* Foundation, Inc., 59 Temple Place, Suite 330, Boston, MA 02111-1307 USA
* Compile:
* gcc -fPIC -Wall -O2 -g -shared -W1,-soname, \
* -o -lc -ldl
* Use:
* export LD_PRELOAD=`pwd`/
* Remove:
* unset LD_PRELOAD

#define _GNU_SOURCE
#define __USE_GNU


#ifdef DEBUG
#define DPRINTF(format, args...) fprintf(stderr, "debug: " format, ##args)
#define DPRINTF(format, args...)

int fdatasync(int) __attribute__ ((weak, alias("wrap_fsync")));
int fsync(int) __attribute__ ((weak, alias("wrap_fsync")));

int wrap_fsync(int fd)
DPRINTF("called fsync/fdatasync on fd = %d\n", fd);
return 0;

Sunday, May 13, 2007

Thunderbird + Google Calendar

I realized that I really need a calendar integrated in my email client (Thunderbird), and unfortunately the *great* vim + some shell script in cron are not enough... :-)

It's a couple of weeks that I'm using lightning with a cool extension called Provider for Google Calendar, that allows a bi-directional access (r/w) to google calendar directly from Thunderbird. I've also enabled the SMS notification (free) and honestly I have to admin that it's simply great! Now I can read my events, tasks, TODOs, etc. everywhere using a web browser or by my email client and receive alarms and notifications in my phone.

Saturday, May 12, 2007

LinuxTag 2007 in Berlin

I'll be at Linuxtag 2007 in Berlin. On thursday (31/05/2007) I'll present a paper about the integration of the BitTorrent protocol in SystemImager, to quickly deploy operating systems in large installations, like HPC clusters, big render farms or complex grid-computing environments.

Friday, May 11, 2007

Linux VM: per-user overcommit policy

I wrote a simple patch that allows to define per-UID virtual memory overcommit handling.

Configuration is stored in a hash list in kernel space reachable through /proc/overcommit_uid (surely there're better ways to do it, i.e. via configfs).

Since most of the time we've readers, the concurrent read/write accesses of the hash list are synchronized using the RCU (Read Copy Update) mutual exclusion.

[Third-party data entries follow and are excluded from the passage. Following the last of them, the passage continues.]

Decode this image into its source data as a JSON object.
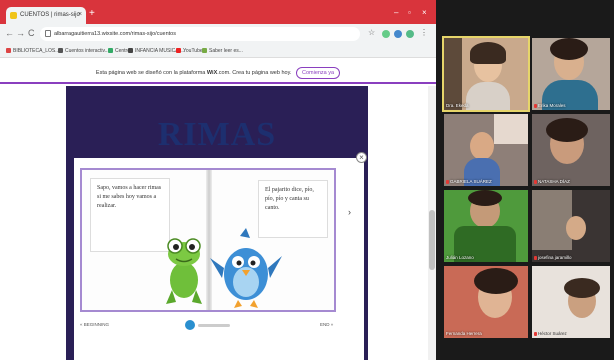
{
  "browser": {
    "tab_title": "CUENTOS | rimas-sijo",
    "tab_close": "×",
    "new_tab": "+",
    "window_controls": [
      "–",
      "▫",
      "×"
    ],
    "nav": {
      "back": "←",
      "forward": "→",
      "reload": "C"
    },
    "url": "albarragauitierra13.wixsite.com/rimas-sijo/cuentos",
    "bookmarks": [
      {
        "label": "BIBLIOTECA_LOS...",
        "color": "#d44"
      },
      {
        "label": "Cuentos interactiv...",
        "color": "#555"
      },
      {
        "label": "Centro",
        "color": "#3a6"
      },
      {
        "label": "INFANCIA MUSICAL...",
        "color": "#444"
      },
      {
        "label": "YouTube",
        "color": "#e22"
      },
      {
        "label": "Saber leer es...",
        "color": "#7a4"
      }
    ],
    "wix_banner": {
      "text": "Esta página web se diseñó con la plataforma",
      "brand": "WiX",
      "text2": ".com. Crea tu página web hoy.",
      "button": "Comienza ya"
    }
  },
  "site": {
    "title": "RIMAS",
    "book": {
      "left_text": "Sapo, vamos a hacer rimas si me sabes hoy vamos a realizar.",
      "right_text": "El pajarito dice, pío, pío, pío y canta su canto.",
      "next_arrow": "›",
      "beginning": "« BEGINNING",
      "end": "END »"
    },
    "close": "×"
  },
  "participants": [
    {
      "name": "Dra. Ekeda"
    },
    {
      "name": "Erika Morales"
    },
    {
      "name": "GABRIELA SUÁREZ"
    },
    {
      "name": "NATASHA DÍAZ"
    },
    {
      "name": "Julián Lozano"
    },
    {
      "name": "josefina jaramillo"
    },
    {
      "name": "Fernanda Herrera"
    },
    {
      "name": "Héctor Suárez"
    }
  ],
  "colors": {
    "chrome_red": "#d9343c",
    "wix_purple": "#8a3fbf",
    "active_speaker": "#e6d56a"
  }
}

Hash elements are defined using a triple:


The overcommit_* values have the same semantic of their respective sysctl variables. If a user is not present in the hash, the default system policy will be used (defined by /proc/sys/vm/overcommit_memory and /proc/sys/vm/overcommit_ratio).


- admin can allocate full memory + swap:

root@host # echo 0:2:100 > /proc/overcommit_uid

- processes belonging to sshd (uid=100) and ntp (uid=102) users can be quite critical, so use the same policy of the admin:

root@host # echo 100:2:100 > /proc/overcommit_uid
root@host # echo 102:2:100 > /proc/overcommit_uid

- Others can allocate up to the swap + 60% of the available RAM:

root@host # echo 2 > /proc/sys/vm/overcommit_memory && echo 60 > /proc/sys/vm/overcommit_ratio

The result in the example above is that the memory is never overcommitted (due to the value 2 in overcommit_memory) and the 40% of the RAM is used as spare memory, reserved for root processes and critical services only. Normal users can use only the 60% of the RAM. So, in conclusions, non-privileged users never hog the machine.

You can play with per-user overcommit parameters to implement your own VM allocation rules.

This is only a very simple approach to user resource management. If you want a more flexible, complete and powerful approach look at the containers work, a very interesting project actively developed in Linux.